Passenger train passes signal set to Stop

Figure 2: Signal sighting at approximately 100m and 30m to GH19 and GH23. Source: ARTC. Annotated by ATSB.

Three people sustained minor injuries when an Xplorer passenger train entered a siding loop at twice the maximum track speed after the train passed a signal set to ‘Stop’.

The two-car Xplorer NP43 passenger service was operating between Werris Creek and Moree, New South Wales, on the afternoon of 10 June 2019. Shortly after departing Gunnedah, the train passed a signal set to ‘Caution’ – which indicated the next signal could be at ‘Stop’.

The driver, however, did not see the signal, and so he proceeded as normal. Later, the driver would report that he knew the location of the signal, but he had never seen it with a ‘Caution’ indication in the previous 12 years, which likely influenced his continuing at track speed.

By the time the driver saw the next signal and realised that it was set to ‘Stop’, there was insufficient distance to stop the train before crossing the points that would transition the train into the Whitehaven Coal Loop. 

If safe sighting distance is reduced due to environmental factors, it is important to reduce speed and be prepared to stop.

The driver initiated an emergency brake application, but the train entered the Whitehave Coal Loop siding at approximately 110km/h. The increased lateral forces as a result of the train traversing the points in excess of the maximum track speed of 50km/h, resulted in the three injuries, where a passenger and a member of the crew were struck by flying objects, while another crew member was thrown from their seat, striking their head.

The train stopped approximately 400m into the coal loop.

The late running of the train service and time of the year meant the sun was lower than the driver was expecting or reportedly had previously seen, an investigation into the incident, conducted on behalf of the ATSB by NSW’s Office Transport Safety Investigations, found.

The investigation determined that the driver’s vision of the signals was likely impaired due to the position of the sun. The sun reflecting off the side of some stainless steel coal wagons parked in the adjacent Gunnedah long loop prior to the signal set to ‘Caution’ possibly further impaired his vision. Under these conditions, the driver did not suitably adjust the speed of the train to allow for safe sighitng of the signals.

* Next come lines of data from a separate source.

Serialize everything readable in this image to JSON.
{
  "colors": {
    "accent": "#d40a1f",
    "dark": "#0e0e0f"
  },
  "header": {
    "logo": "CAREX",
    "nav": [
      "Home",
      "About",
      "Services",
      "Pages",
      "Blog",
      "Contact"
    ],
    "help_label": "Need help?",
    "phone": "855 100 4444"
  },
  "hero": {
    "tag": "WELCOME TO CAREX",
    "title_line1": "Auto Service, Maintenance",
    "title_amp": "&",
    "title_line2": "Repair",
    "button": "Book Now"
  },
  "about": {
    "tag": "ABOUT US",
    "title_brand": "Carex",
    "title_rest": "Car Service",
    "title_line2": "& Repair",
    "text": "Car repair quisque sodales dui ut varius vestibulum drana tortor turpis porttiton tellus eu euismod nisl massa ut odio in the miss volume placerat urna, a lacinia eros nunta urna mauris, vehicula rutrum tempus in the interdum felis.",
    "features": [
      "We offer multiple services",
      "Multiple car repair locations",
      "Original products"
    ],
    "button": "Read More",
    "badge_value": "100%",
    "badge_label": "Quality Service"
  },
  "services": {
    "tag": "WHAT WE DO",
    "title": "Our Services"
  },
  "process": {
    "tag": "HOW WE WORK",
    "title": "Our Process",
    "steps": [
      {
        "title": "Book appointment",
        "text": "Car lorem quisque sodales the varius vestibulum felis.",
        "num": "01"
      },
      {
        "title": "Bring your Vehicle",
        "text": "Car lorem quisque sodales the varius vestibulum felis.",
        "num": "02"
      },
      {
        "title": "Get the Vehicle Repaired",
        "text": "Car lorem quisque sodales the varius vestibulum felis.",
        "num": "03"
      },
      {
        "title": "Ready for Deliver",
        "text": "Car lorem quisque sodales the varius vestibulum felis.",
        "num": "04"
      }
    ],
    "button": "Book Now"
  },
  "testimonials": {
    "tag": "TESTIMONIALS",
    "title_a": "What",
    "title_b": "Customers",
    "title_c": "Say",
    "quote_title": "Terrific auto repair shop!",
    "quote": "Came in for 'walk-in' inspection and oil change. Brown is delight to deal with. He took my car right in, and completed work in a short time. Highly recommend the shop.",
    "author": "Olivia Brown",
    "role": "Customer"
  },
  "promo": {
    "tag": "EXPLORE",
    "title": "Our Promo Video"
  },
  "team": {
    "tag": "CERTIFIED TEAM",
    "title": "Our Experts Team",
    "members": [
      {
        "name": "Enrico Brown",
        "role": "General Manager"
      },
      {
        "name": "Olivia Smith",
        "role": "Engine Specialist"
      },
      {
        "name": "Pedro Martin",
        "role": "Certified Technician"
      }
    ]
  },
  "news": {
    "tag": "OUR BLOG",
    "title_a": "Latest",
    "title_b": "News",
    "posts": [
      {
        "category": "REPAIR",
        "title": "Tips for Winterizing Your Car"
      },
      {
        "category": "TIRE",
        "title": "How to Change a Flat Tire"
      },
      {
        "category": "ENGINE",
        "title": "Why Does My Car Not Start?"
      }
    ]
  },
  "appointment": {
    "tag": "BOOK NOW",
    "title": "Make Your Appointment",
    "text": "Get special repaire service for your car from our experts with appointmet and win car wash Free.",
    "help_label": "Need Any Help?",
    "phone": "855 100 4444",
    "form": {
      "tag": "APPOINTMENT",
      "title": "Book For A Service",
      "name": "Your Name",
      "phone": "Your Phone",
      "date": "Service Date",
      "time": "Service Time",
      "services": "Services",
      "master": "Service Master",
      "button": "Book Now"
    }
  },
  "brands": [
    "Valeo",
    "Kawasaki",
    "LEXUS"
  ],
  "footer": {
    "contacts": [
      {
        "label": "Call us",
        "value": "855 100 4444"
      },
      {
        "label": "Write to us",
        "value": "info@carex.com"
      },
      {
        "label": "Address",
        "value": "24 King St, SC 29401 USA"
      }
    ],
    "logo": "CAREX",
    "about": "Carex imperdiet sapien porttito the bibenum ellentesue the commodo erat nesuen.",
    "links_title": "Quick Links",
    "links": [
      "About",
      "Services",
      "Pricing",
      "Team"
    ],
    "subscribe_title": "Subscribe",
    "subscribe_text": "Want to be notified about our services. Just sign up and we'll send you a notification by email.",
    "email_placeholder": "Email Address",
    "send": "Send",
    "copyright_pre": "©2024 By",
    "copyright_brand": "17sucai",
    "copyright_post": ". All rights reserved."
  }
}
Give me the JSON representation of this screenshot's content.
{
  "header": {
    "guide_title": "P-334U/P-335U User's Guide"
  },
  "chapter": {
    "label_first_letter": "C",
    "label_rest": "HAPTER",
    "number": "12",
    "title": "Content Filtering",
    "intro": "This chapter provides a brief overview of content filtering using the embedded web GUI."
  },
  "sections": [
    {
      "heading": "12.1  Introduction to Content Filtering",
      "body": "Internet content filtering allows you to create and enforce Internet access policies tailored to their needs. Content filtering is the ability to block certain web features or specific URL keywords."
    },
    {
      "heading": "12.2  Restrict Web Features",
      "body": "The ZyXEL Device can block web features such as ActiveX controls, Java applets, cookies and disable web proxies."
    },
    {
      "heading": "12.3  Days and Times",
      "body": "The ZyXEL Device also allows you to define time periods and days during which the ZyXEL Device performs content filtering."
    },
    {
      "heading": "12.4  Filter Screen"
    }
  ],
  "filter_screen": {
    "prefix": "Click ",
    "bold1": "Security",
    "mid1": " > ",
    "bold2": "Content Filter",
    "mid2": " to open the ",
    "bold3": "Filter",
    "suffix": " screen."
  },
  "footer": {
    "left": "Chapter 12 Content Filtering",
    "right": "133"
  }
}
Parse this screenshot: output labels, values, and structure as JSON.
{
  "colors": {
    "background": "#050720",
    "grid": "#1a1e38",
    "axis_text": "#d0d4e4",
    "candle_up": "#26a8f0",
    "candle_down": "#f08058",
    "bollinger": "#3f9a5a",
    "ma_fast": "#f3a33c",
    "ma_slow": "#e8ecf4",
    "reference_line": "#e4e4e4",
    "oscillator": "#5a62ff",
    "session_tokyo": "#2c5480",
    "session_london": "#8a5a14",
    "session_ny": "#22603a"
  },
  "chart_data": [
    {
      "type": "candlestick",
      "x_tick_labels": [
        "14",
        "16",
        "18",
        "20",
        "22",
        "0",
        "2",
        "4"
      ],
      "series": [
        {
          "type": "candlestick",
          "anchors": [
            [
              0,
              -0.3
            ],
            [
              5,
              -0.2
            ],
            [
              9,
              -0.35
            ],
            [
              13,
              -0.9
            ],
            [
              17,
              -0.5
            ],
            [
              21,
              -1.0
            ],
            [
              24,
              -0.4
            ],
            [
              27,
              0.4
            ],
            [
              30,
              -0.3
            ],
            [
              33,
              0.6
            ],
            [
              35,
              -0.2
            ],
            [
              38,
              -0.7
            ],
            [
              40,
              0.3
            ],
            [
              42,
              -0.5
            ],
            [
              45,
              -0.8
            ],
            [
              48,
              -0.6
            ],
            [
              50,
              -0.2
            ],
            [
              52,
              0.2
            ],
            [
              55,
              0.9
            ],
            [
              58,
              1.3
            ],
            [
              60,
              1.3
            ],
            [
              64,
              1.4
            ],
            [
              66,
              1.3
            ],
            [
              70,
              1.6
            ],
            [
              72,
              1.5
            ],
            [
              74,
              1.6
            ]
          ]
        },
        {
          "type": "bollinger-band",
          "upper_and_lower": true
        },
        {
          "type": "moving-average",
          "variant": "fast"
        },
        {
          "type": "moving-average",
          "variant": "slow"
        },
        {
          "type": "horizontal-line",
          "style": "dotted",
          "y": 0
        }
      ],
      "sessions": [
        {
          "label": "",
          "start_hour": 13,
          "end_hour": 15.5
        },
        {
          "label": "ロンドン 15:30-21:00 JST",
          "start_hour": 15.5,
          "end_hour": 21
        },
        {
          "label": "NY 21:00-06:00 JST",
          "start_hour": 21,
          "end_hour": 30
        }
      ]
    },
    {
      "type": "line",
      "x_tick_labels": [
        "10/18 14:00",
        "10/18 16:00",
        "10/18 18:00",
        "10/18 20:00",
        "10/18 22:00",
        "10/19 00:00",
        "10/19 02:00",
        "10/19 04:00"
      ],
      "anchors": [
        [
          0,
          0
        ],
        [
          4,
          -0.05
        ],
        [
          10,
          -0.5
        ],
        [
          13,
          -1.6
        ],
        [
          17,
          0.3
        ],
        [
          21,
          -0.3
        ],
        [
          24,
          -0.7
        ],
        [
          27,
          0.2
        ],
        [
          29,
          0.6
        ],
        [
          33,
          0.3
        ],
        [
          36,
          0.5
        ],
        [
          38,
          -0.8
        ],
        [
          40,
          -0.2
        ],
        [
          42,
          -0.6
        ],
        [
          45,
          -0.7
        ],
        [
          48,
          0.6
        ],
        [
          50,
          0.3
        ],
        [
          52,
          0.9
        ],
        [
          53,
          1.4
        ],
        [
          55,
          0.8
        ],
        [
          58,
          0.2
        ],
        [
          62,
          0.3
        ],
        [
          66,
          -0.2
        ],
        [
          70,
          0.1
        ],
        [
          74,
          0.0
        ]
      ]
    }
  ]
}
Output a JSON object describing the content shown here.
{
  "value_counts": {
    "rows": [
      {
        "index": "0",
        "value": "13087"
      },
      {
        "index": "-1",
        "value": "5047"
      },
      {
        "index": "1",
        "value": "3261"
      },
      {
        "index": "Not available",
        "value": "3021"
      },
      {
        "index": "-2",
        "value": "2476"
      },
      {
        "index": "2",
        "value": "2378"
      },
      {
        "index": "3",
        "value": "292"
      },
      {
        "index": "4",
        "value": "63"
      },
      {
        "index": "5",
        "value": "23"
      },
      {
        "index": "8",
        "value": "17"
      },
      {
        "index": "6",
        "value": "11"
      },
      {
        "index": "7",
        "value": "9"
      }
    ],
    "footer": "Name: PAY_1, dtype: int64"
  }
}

The safety message from this investigation reminds train drivers of the importance of operating to current conditions, and with consideration to potential future conditions.

If safe sighting distance is reduced due to environmental factors, it is important to reduce speed and be prepared to stop.

Read the investigation report RO-2019-012: Signal passed at danger of passenger train NP43, Gunnedah, NSW on 10 June 2019

Last update 20 December 2019